[[ Material to process, beginning ]]

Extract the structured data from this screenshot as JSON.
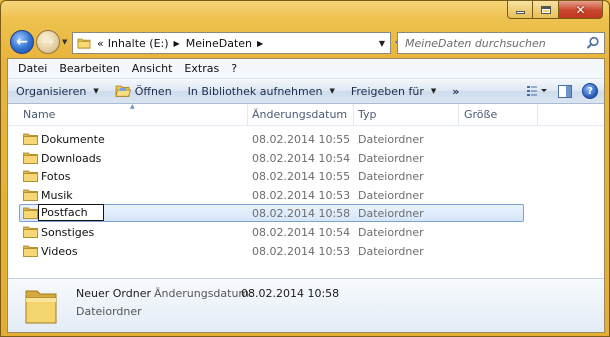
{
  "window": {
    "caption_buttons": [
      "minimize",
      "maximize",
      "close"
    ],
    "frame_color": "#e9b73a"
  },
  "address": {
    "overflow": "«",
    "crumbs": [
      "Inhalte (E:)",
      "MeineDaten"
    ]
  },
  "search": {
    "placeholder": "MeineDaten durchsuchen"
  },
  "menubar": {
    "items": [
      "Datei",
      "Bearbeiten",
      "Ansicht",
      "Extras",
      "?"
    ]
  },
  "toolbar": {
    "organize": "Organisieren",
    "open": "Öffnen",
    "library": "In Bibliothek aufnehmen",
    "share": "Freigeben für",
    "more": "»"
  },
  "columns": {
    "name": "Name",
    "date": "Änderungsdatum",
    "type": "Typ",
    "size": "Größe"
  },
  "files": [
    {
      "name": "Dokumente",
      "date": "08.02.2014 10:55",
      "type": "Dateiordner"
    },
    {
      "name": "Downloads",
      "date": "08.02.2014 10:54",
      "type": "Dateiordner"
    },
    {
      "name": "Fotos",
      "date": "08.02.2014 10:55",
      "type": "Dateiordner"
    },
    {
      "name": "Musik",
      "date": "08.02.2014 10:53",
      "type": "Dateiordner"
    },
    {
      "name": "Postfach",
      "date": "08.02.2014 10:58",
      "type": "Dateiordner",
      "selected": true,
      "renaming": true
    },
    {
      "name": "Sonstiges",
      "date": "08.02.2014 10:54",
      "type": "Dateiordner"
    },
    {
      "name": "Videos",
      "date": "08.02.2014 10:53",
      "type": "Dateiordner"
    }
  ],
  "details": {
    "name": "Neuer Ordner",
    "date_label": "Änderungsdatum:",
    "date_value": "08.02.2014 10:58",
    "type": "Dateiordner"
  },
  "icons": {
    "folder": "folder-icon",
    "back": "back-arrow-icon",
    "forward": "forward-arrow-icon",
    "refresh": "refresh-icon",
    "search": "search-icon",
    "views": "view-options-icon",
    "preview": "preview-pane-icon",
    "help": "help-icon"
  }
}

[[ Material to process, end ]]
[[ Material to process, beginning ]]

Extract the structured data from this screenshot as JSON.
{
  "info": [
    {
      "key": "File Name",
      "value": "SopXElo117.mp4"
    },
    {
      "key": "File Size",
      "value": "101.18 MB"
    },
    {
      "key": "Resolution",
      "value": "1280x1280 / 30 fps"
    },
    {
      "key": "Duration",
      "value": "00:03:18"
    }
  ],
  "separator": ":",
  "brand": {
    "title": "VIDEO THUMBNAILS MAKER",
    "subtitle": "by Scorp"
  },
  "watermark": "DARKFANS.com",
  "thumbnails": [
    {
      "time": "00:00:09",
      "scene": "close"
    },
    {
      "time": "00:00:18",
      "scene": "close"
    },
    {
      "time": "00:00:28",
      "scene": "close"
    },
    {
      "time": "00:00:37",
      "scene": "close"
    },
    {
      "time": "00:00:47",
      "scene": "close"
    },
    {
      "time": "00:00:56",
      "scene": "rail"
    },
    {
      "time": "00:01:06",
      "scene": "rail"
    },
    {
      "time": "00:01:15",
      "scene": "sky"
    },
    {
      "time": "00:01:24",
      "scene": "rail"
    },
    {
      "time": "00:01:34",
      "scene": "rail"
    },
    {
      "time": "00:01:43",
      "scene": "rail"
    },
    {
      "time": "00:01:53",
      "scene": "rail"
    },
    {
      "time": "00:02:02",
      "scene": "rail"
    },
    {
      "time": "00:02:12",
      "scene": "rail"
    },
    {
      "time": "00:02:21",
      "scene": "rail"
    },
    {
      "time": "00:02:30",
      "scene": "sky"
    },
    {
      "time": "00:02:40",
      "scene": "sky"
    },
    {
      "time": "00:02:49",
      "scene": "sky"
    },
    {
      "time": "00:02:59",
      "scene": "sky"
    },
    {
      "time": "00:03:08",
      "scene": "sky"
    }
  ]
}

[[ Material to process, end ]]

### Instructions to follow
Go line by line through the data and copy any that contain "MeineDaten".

### Exercise result
      "MeineDaten"
    "placeholder": "MeineDaten durchsuchen"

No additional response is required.